» **DIRECTIONS**
Look through the listing below, and wherever a line has the string "title", copy it.

» **PROVIDED INFORMATION**
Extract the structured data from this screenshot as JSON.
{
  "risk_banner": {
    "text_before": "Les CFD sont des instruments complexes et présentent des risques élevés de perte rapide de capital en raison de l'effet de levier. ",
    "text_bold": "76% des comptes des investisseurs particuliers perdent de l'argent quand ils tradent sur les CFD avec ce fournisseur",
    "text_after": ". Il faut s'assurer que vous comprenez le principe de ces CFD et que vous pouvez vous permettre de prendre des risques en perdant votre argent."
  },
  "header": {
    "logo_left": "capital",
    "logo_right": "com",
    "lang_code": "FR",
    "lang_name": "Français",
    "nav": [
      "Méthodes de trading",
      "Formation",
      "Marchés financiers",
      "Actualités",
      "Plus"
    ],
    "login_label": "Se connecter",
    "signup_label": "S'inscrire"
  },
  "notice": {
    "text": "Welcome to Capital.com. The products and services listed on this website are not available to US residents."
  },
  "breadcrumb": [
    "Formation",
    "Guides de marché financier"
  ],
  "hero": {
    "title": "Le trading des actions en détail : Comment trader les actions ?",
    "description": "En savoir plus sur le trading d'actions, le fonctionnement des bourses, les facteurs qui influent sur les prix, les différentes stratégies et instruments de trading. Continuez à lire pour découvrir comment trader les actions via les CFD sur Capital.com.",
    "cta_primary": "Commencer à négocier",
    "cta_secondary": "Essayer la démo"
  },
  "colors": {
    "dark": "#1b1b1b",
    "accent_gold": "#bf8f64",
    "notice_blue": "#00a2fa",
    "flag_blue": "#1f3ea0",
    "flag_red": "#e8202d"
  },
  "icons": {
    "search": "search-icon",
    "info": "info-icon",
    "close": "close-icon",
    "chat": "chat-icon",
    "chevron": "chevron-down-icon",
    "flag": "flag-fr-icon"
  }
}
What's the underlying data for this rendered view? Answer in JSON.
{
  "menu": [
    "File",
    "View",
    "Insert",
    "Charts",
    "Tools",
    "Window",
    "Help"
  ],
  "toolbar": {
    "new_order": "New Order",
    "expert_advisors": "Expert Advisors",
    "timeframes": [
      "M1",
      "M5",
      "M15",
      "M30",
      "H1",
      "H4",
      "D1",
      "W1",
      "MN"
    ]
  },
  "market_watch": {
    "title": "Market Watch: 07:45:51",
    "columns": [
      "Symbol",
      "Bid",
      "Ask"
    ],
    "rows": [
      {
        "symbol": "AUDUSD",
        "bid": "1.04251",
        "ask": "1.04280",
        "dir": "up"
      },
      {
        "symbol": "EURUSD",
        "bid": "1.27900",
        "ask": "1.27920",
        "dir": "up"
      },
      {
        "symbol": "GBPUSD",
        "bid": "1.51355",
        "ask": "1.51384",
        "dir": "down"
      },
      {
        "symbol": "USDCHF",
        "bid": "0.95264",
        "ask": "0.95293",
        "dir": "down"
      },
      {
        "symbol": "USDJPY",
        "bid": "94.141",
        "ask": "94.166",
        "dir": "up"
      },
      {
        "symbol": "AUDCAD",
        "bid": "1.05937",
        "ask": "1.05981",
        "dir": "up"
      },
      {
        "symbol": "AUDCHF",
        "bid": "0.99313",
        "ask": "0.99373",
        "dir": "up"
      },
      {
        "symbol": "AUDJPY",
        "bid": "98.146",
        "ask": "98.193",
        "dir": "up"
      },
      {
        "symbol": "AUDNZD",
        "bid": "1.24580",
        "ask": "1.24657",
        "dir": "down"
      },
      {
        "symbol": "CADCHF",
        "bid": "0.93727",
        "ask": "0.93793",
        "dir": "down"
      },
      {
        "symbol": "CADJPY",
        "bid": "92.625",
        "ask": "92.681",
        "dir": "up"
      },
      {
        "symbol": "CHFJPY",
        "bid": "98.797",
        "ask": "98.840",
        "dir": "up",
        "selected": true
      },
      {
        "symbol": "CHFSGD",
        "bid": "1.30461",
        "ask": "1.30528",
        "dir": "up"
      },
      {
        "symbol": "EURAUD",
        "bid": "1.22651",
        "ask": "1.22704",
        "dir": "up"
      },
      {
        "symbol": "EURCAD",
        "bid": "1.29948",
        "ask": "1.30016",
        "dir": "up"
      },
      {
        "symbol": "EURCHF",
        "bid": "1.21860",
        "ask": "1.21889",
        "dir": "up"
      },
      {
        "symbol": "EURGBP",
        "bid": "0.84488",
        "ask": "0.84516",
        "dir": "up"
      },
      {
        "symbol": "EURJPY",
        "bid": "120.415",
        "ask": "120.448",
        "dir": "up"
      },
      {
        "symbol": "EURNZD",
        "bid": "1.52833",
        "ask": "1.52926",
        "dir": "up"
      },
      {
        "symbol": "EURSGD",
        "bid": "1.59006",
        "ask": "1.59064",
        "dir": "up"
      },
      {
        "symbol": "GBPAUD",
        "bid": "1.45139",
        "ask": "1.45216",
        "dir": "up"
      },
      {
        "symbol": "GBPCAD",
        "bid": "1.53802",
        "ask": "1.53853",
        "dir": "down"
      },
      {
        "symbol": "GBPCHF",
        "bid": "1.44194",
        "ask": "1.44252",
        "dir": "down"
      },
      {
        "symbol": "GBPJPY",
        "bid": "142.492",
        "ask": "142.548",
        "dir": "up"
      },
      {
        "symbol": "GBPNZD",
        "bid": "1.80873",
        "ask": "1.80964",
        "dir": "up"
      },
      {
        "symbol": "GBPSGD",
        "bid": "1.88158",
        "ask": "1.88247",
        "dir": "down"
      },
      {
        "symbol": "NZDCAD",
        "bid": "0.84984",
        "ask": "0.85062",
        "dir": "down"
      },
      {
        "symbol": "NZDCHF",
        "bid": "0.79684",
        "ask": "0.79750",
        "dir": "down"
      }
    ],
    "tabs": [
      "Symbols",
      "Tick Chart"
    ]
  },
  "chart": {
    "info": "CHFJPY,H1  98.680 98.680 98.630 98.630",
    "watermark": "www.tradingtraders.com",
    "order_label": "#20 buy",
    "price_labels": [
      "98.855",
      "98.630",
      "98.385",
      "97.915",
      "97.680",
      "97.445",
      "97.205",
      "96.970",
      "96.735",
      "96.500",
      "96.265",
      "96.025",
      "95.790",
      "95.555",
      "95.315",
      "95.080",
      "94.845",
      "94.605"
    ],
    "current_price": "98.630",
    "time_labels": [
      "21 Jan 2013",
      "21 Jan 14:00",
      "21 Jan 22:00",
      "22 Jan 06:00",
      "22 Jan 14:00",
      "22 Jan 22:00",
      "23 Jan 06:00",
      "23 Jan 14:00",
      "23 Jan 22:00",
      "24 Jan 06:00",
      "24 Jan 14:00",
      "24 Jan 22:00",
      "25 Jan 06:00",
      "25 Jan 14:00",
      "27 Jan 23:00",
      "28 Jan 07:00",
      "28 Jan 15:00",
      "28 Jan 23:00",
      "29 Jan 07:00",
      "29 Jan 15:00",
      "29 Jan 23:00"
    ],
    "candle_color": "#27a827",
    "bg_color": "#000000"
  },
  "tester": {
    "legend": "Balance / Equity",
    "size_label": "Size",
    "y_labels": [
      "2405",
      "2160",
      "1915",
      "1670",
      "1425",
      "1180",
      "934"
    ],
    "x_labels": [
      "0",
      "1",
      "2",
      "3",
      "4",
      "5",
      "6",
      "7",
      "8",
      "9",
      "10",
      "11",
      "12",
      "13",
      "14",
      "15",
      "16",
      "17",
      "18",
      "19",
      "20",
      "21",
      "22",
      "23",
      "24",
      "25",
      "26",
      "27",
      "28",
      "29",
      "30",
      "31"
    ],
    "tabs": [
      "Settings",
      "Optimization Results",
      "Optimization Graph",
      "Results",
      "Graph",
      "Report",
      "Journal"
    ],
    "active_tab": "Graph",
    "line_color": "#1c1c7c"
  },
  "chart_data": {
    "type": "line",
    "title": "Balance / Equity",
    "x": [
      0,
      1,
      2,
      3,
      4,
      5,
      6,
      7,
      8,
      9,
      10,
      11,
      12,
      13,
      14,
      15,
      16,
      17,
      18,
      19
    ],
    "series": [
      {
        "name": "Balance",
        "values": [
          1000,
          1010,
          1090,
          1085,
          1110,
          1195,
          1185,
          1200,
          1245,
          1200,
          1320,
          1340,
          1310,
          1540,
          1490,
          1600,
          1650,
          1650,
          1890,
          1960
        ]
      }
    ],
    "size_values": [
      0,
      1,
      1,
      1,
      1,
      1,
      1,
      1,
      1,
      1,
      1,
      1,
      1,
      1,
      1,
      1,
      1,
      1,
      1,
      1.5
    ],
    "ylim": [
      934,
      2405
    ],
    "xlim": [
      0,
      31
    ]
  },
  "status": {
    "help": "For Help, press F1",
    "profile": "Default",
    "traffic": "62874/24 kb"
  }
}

» **YOUR RESPONSE**
    "title": "Le trading des actions en détail : Comment trader les actions ?",
    "title": "Market Watch: 07:45:51",
    "title": "Balance / Equity",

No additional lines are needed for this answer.